The NCA Drought Response and Recovery Program, implemented two years ago enabled drought stricken communities in Qurdubey and Busle village, Dolow District to access safe, equitable and sustainable access to water. The project consisted rehabilitation of a shallow well, installation of a solar pumping system, construction of a 20,000 elevated water tank and a water kiosk in each of the village. The water project is also extended to important institutions in the village such as hospitals and schools, providing clean water to Qurdubey and Busle Primary schools and health centres.

Besides helping the communities quench their thirst, the project put in place sustainable measures to uplift the communities. Water kiosks were fitted with charging ports as a means of generating income and fencing of the kiosks to ensure safety for the communities as they access water.

Qurdubey- ‘My queens no longer worry about water’

Kusoow Ibrahim accompanies his two sons and two daughters to Qurdubey Village water kiosk as they fetch water for their family. Two years ago, his wife and daughters, in the company of other women would trek a total of 6KM to and fro River Ganane every morning and evening to fetch water.
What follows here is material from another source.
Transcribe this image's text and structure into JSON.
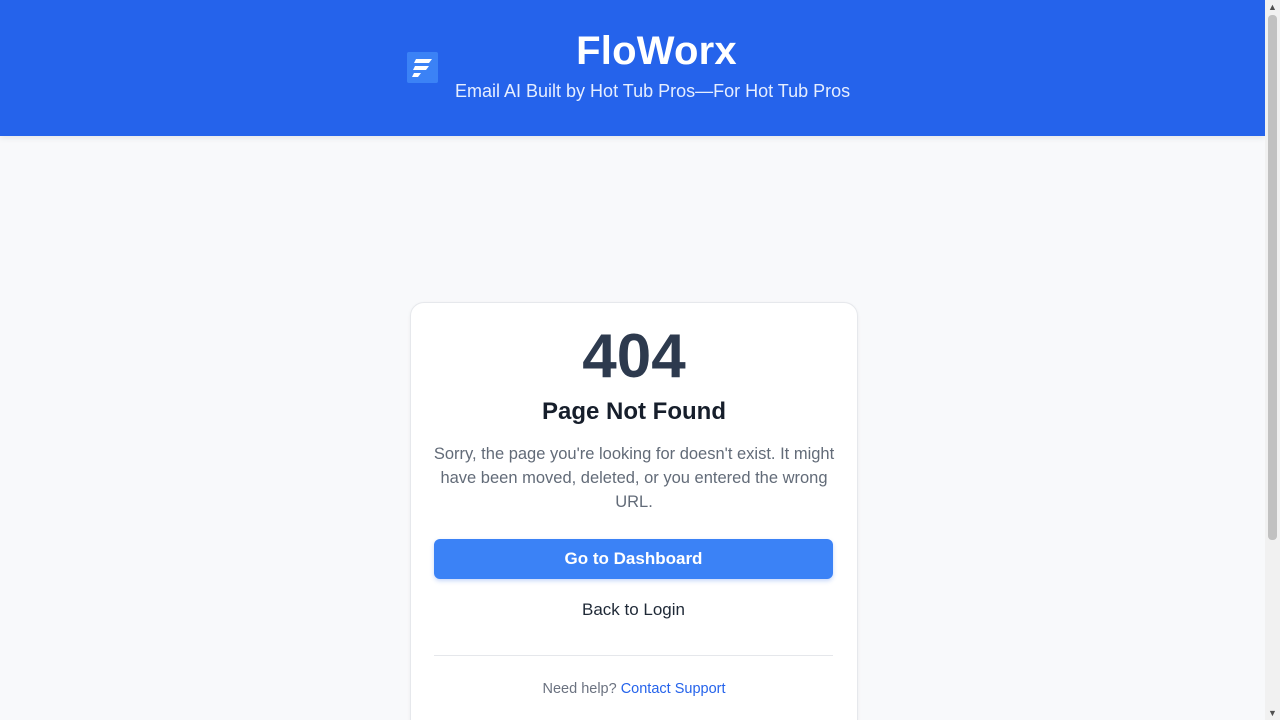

His wife and children had to perform this treacherous task religiously to quench their thirst.

Kusoow Ibrahim with his two sons and one of his daughters at the water kiosk
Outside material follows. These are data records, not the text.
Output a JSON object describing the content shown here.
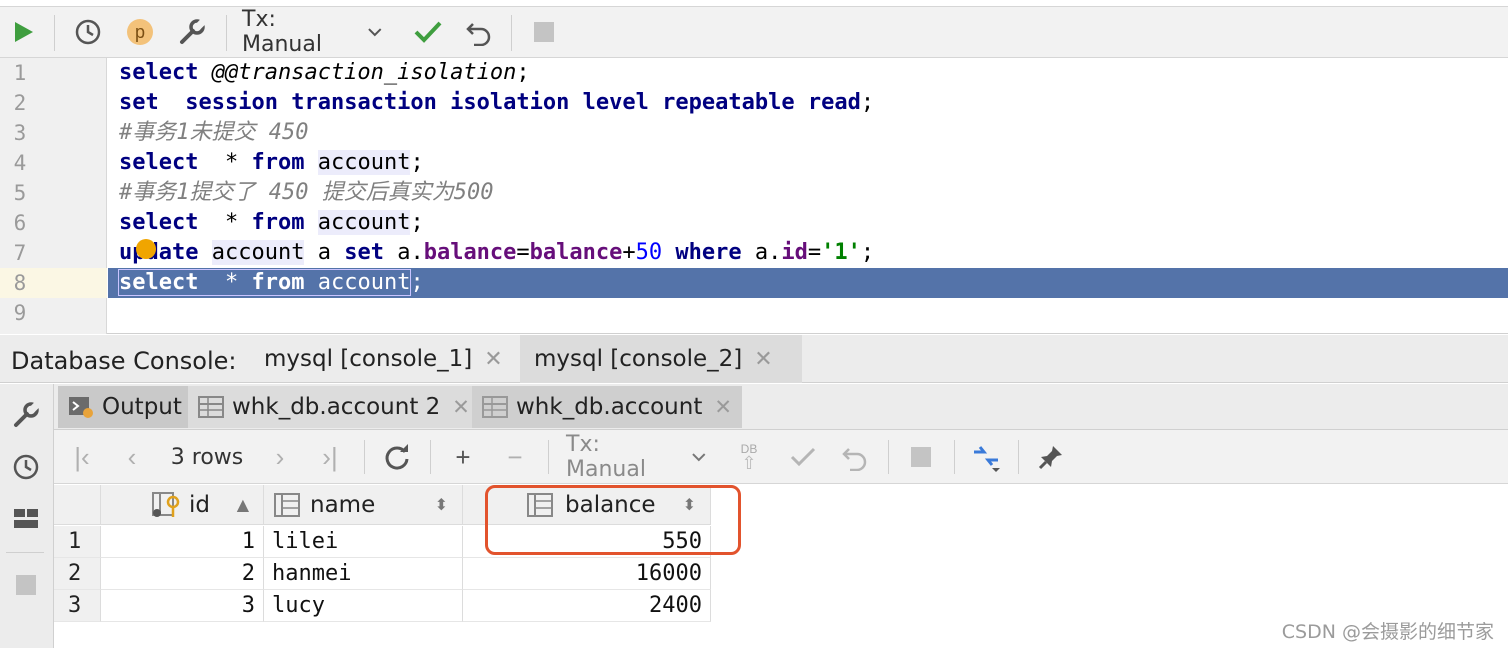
{
  "toolbar": {
    "run_icon": "play-icon",
    "history_icon": "clock-icon",
    "profile_badge": "p",
    "settings_icon": "wrench-icon",
    "tx_mode": "Tx: Manual",
    "commit_icon": "check-icon",
    "rollback_icon": "undo-icon",
    "stop_icon": "stop-icon"
  },
  "editor": {
    "line_numbers": [
      "1",
      "2",
      "3",
      "4",
      "5",
      "6",
      "7",
      "8",
      "9"
    ],
    "lines": {
      "l1_kw": "select",
      "l1_rest": "@@transaction_isolation",
      "l1_end": ";",
      "l2_kw1": "set",
      "l2_kw2": "session",
      "l2_kw3": "transaction",
      "l2_kw4": "isolation",
      "l2_kw5": "level",
      "l2_kw6": "repeatable",
      "l2_kw7": "read",
      "l2_end": ";",
      "l3_comment": "#事务1未提交 450",
      "l4_kw": "select",
      "l4_star": "*",
      "l4_from": "from",
      "l4_table": "account",
      "l4_end": ";",
      "l5_comment": "#事务1提交了 450 提交后真实为500",
      "l6_kw": "select",
      "l6_star": "*",
      "l6_from": "from",
      "l6_table": "account",
      "l6_end": ";",
      "l7_kw": "update",
      "l7_table": "account",
      "l7_alias": "a",
      "l7_set": "set",
      "l7_alias2": "a.",
      "l7_col": "balance",
      "l7_eq": "=",
      "l7_col2": "balance",
      "l7_plus": "+",
      "l7_num": "50",
      "l7_where": "where",
      "l7_alias3": "a.",
      "l7_id": "id",
      "l7_eq2": "=",
      "l7_str": "'1'",
      "l7_end": ";",
      "l8_kw": "select",
      "l8_star": "*",
      "l8_from": "from",
      "l8_table": "account",
      "l8_end": ";"
    }
  },
  "console": {
    "title": "Database Console:",
    "tabs": [
      {
        "label": "mysql [console_1]"
      },
      {
        "label": "mysql [console_2]"
      }
    ]
  },
  "results": {
    "tabs": [
      {
        "label": "Output"
      },
      {
        "label": "whk_db.account 2"
      },
      {
        "label": "whk_db.account"
      }
    ],
    "rows_label": "3 rows",
    "tx_mode": "Tx: Manual",
    "db_badge": "DB",
    "columns": [
      "id",
      "name",
      "balance"
    ],
    "rows": [
      {
        "num": "1",
        "id": "1",
        "name": "lilei",
        "balance": "550"
      },
      {
        "num": "2",
        "id": "2",
        "name": "hanmei",
        "balance": "16000"
      },
      {
        "num": "3",
        "id": "3",
        "name": "lucy",
        "balance": "2400"
      }
    ]
  },
  "watermark": "CSDN @会摄影的细节家",
  "colors": {
    "selection": "#5473a9",
    "highlight_box": "#e2532d",
    "keyword": "#000080",
    "run_green": "#3f9e3f"
  }
}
Like in most rural villages of Somalia, water fetching is a task mostly reserved for women. The long and tiresome journeys in search of water are usually coupled with insecurity. Wild animals such as crocodiles are imminent threats when fetching water along the river banks.

“I knew what it meant for us, especially for my family. Ever since this project was implemented, my queens no longer worry about water or travel for hours to the River as the water kiosk is a stone throw away…”
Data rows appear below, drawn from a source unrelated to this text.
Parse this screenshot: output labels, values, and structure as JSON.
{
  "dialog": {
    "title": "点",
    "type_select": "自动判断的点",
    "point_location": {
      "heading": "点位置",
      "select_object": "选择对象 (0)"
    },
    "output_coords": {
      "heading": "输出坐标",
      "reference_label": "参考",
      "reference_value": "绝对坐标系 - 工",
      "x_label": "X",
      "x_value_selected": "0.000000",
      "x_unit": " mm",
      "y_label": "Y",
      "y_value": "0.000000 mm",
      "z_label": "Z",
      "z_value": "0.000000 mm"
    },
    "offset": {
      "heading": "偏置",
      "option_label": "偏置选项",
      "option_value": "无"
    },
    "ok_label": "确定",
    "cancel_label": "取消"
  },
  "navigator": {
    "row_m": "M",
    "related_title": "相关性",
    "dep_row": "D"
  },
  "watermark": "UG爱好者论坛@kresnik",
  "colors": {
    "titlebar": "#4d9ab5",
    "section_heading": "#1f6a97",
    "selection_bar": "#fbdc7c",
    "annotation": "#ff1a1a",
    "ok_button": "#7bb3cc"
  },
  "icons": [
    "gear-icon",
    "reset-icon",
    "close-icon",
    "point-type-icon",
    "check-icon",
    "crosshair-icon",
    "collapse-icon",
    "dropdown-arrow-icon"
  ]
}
”I was the happiest man on earth when this project became a reality. I knew what it meant for us, especially for my family. Ever since this project was implemented, my queens no longer worry about water or travel for hours to the River as the water kiosk is a stone throw away,” says the father of 12.  

Kusoow Ibrahim with one of his daughters. In rural Somalia, water fetching is a task mostly reserved for women.

The water kiosk fitted with 8 taps serves eight people at ago, and provides clean treated water to more 1,800 people. The charging ports in the water kiosk ran by the water management committee help generate income and act as subsidies for the residents in return.

The Qurdubey Water kiosk serves over 1,800 people

”Every family pays 35 Bir (1.50 Dollars) as fee for every month. The destitute and those with special needs are not charged,” Kussow explains.

Since 2018, water problems in Qurdubey village and its environs is a thing of the past and many families have now shifted their minds on other activates such farming.

Busle- ‘Alhamdulillah! we are less than five minutes away from the water point’

A few kilometres from Qurdubey Village is Busle Village where Mama Ebla fetches water for her family at the Busle water kiosk. This is a chore she has observed diligently since her teenage years, only that now the water has been brought closer to her. It’s almost two years since Mama Ebla and other Busle Village residents have been accessing water without a hitch. The mother of five recalls how in the past she would trek 8KM to and fro River Ganane twice on daily basis to fetch water for her family.

“We would travel two and half hours to and from the river every time I fetch water…”

Mama eBLA
Mama Ebla fetxhing water at the Busle water kiosk

”Early in the morning I would go to the river in the company of other women, equipped with my jerricans to fetch water for my family and on my way back again I would collect firewood along the way and put it on my back. We would travel two and half hours to and from the river every time I fetch water, ” Mama Ebla narrates.

Mama Ebla and the community were offered respite after NAPAD and NCA implemented the project. Since May 2018, the project has been providing clean water to 500 households in Busle village and three neighbouring villages; Maskino, Kulunle and Ramagororo villages. 

“We couldn’t believe that we were no longer trekking to the river to fetch water. Alhamdulillah! we are less than five minutes away from the water point and I am grateful that I can access it anytime,” says Mama Ebla with a smile.